Bradley Handwerger / WWLTV.com Sports Writer
METAIRIE, La. ― The Saints entered the 2011 NFL Draft looking for help along the defensive front.
By 8:30 p.m. on the second day, New Orleans had addressed its most pressing needs and more.
The Saints went defense Friday, grabbing Illinois linebacker Martez Wilson with pick 72 and 16 picks later, took Louisville cornerback Johnny Patrick.
Wilson (6-foot-4, 252 pounds) is projected as a strongside linebacker while Patrick (5-11, 191) should boost the Saints’ special teams as a natural gunner.
The Saints took defensive end Cameron Jordan in Thursday’s first round before trading up to take running Mark Ingram four picks later.
The main entrée Friday was Wilson, who fills a spot at linebacker where the Saints are looking to get younger.
Wilson, projected by some draft services as a first- or second-rounder, fell to the third partly due to limited collegiate playing time. After playing both his freshman and sophomore seasons, he was given a medical redshirt in 2009 after suffering a herniated disc in his neck.
“A guy like this, you really have a grasp (on where he’d go) because he didn’t have the playing time when you look at his history,” Saints coach Sean Payton said. “You see athleticism, size, stature and so there are a lot of traits we like.”

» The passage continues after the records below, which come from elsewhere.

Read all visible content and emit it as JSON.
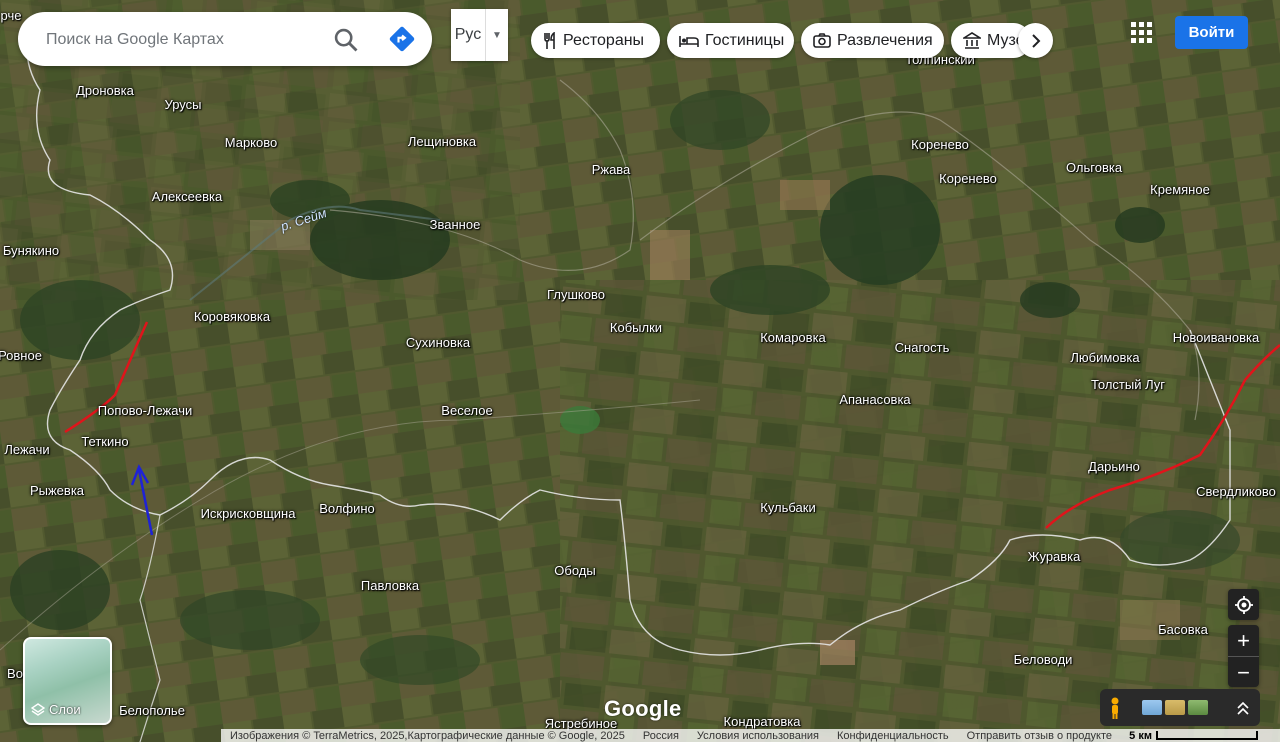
{
  "search": {
    "placeholder": "Поиск на Google Картах"
  },
  "language": {
    "value": "Рус"
  },
  "chips": [
    {
      "label": "Рестораны",
      "icon": "restaurant-icon"
    },
    {
      "label": "Гостиницы",
      "icon": "hotel-icon"
    },
    {
      "label": "Развлечения",
      "icon": "camera-icon"
    },
    {
      "label": "Музеи",
      "icon": "museum-icon"
    }
  ],
  "header": {
    "login_label": "Войти"
  },
  "layers": {
    "label": "Слои"
  },
  "brand": {
    "logo": "Google"
  },
  "places": [
    {
      "name": "Дроновка"
    },
    {
      "name": "Урусы"
    },
    {
      "name": "Марково"
    },
    {
      "name": "Лещиновка"
    },
    {
      "name": "Ржава"
    },
    {
      "name": "Толпинский"
    },
    {
      "name": "Коренево"
    },
    {
      "name": "Коренево"
    },
    {
      "name": "Ольговка"
    },
    {
      "name": "Кремяное"
    },
    {
      "name": "Алексеевка"
    },
    {
      "name": "Бунякино"
    },
    {
      "name": "Званное"
    },
    {
      "name": "Глушково"
    },
    {
      "name": "Кобылки"
    },
    {
      "name": "Коровяковка"
    },
    {
      "name": "Комаровка"
    },
    {
      "name": "Снагость"
    },
    {
      "name": "Любимовка"
    },
    {
      "name": "Новоивановка"
    },
    {
      "name": "Ровное"
    },
    {
      "name": "Сухиновка"
    },
    {
      "name": "Толстый Луг"
    },
    {
      "name": "Апанасовка"
    },
    {
      "name": "Попово-Лежачи"
    },
    {
      "name": "Веселое"
    },
    {
      "name": "Теткино"
    },
    {
      "name": "Лежачи"
    },
    {
      "name": "Дарьино"
    },
    {
      "name": "Рыжевка"
    },
    {
      "name": "Свердликово"
    },
    {
      "name": "Кульбаки"
    },
    {
      "name": "Искрисковщина"
    },
    {
      "name": "Волфино"
    },
    {
      "name": "Журавка"
    },
    {
      "name": "Ободы"
    },
    {
      "name": "Павловка"
    },
    {
      "name": "Басовка"
    },
    {
      "name": "Беловоди"
    },
    {
      "name": "Белополье"
    },
    {
      "name": "Ястребиное"
    },
    {
      "name": "Кондратовка"
    },
    {
      "name": "Во"
    },
    {
      "name": "рче"
    }
  ],
  "river": {
    "name": "р. Сейм"
  },
  "footer": {
    "attribution": "Изображения © TerraMetrics, 2025,Картографические данные © Google, 2025",
    "country": "Россия",
    "terms": "Условия использования",
    "privacy": "Конфиденциальность",
    "feedback": "Отправить отзыв о продукте",
    "scale": "5 км"
  },
  "colors": {
    "route": "#e0141b",
    "arrow": "#1e22d6",
    "border": "#e6e6e6",
    "accent": "#1a73e8"
  }
}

“I’m healthy,” Wilson said. “The doctors said I could continue to play football. I see some other players in the league to this day that have had the same surgery. If I keep taking care of myself health-wise, make sure my neck is fine, the strength in my neck continues to where it’s at, then I’ll be all right. I know I will.”
Wilson started 21 of 38 games at Illinois, including 13 games his final season at inside linebacker after playing early in his career on the outside. He finished with 223 tackles with nine sacks and 20 tackles for a loss.
He contributed three fumble recoveries, four forced fumbles, eight pass deflections and an interception in his three years at Illinois.
But in New Orleans, he projects to play outside linebacker. The Saints’ starter there this past season, Scott Shanle, will be a free agent whenever the NFL’s lockout ends.
“I think that when we watched him on film, you saw someone who was long, who could run and so there’s a little bit of a projection because of the position he’s going to play,” Payton said, “but there’s some traits and some size and measurable that put him at that position for us.
“But he is a guy that was productive this last year, disruptive and we’re excited to have him, especially in this round.”
That he fell to the third round will only provide a chip on his shoulder.
“I was hearing first and second round, too,” Wilson said. “I was expecting that. I went in the third round. I’m going to make the best of it and I’m going to show why I deserve to be picked (earlier).”
Patrick projected for special teams
Despite rules changes in the kicking game, Patrick likely will make his mark on special teams, where the cornerback played all four seasons at Louisville.
“He has real good short area quickness, change direction,” Payton said. “Those I think are some valuable assets in terms of being successful in special teams.”
But Patrick comes with baggage; his character was questioned heading into the draft after he was arrested for assault after allegedly tossing a woman to the ground following an argument in July 2010.
Patrick was quick to respond to questions about his “character,” thanking the Saints for giving him a chance. Payton said in instances like this, the front office has to listen to area scouts and coaches.
“There were a lot of questions about my character issues and I really, really honestly wanted to address that because the person people were trying to make me out to be, I’m not that kind of person,” Patrick said. “I’m glad the Saints gave me an opportunity to prove that, gave me a chance and they picked me today.”
While the Saints are deep at cornerback, Payton said it’s a position, like running back, that teams can never have enough of.
Regardless, Patrick is willing to do whatever he can and play wherever he can for the Saints.
“If they need me to play offensive tackle, I’ll play offensive tackle,” Patrick said. “I don’t care.”